    If we ignore the affect of objectification on adolescents, I’m all for the increase of unreasonable standards of beauty. It works as a nice filtration system. People whose lives exist in the pursuit of some unattainable transient quality that is niether earned nor of any intrinsic value make themselves known in a very public way as idiots. This is good and should be celebrated. It’s like joining a greek organization in college: it filters the morons out from those who are in school for more academic reason.

    (Note to sensitive people: I’m not really supporting these things.)

    I like an attractive woman. I like the features of attractive women. Nothing wrong with that. My wife has breasts. Over the course of four children, she has gone from a C cup to something around an A (I’m not sure how the cup size thing works, but she is very nearly flat-chested). This bugs the hell out of her and I’m not sure why. She’s not really sure why either. She’s in fantastic healthy. She’s very attractive. Her chest is wonderful. Her children are healthy. She’s doing fantastic in school. About to be a nurse.

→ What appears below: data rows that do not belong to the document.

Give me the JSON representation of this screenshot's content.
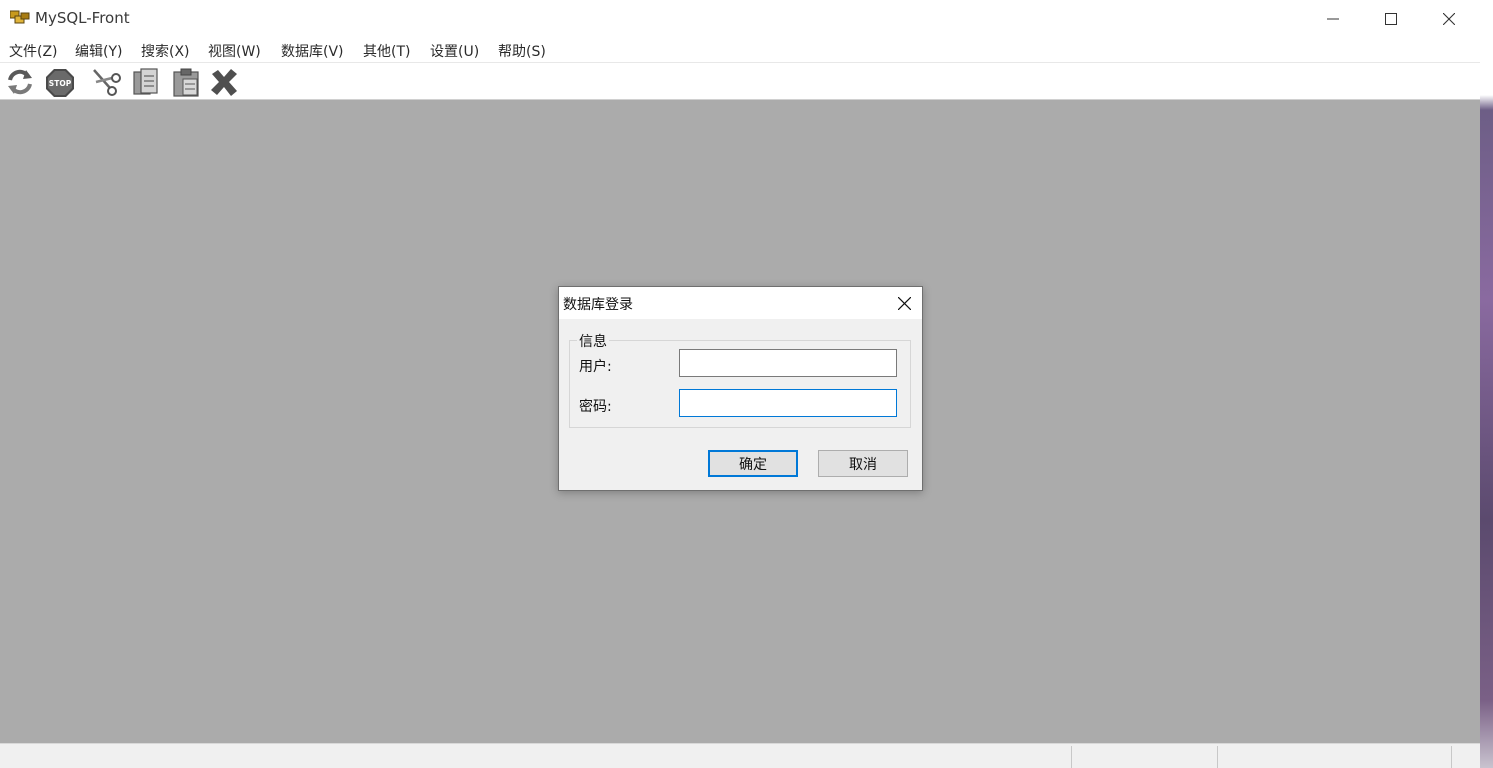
{
  "app": {
    "title": "MySQL-Front"
  },
  "window_controls": {
    "minimize_icon": "minimize-icon",
    "maximize_icon": "maximize-icon",
    "close_icon": "close-icon"
  },
  "menu": {
    "items": [
      "文件(Z)",
      "编辑(Y)",
      "搜索(X)",
      "视图(W)",
      "数据库(V)",
      "其他(T)",
      "设置(U)",
      "帮助(S)"
    ]
  },
  "toolbar": {
    "icons": [
      "refresh-icon",
      "stop-icon",
      "cut-icon",
      "copy-icon",
      "paste-icon",
      "delete-icon"
    ],
    "stop_text": "STOP"
  },
  "dialog": {
    "title": "数据库登录",
    "group_label": "信息",
    "user_label": "用户:",
    "user_value": "",
    "password_label": "密码:",
    "password_value": "",
    "ok_label": "确定",
    "cancel_label": "取消"
  },
  "colors": {
    "workspace": "#ababab",
    "accent": "#0078d7"
  }
}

What the hell does her chest have to do with it?

    If your career goal is to “jiggle,” I suppose you might find breast perfection research of some value. If your goal is to add something to the world, other than feeding young people (and forays into cancer research), breasts have little to do with anything.

    Now, from a male point of view, I was deeply concerned with my own pair of very prominant breasts, inasmuch as they were representative of the 100+lbs of extra baggage I was carrying. I took care of that problem, and while I am not a rippled young gym freak, I’m not nearly as worried about heart-clots as I once was.

  46. #46 chuck
    October 20, 2007

    If that picture of yours is any indication, Dr. Smith, the “quest for the perfect breast” ends right here!

    Mama mia! :)

  47. #47 kelebek
    March 22, 2009

    thanks

  48. #48 mirc indir
    March 22, 2009

    thanks you

  49. #49 muhabbet
    March 26, 2009

    thanks..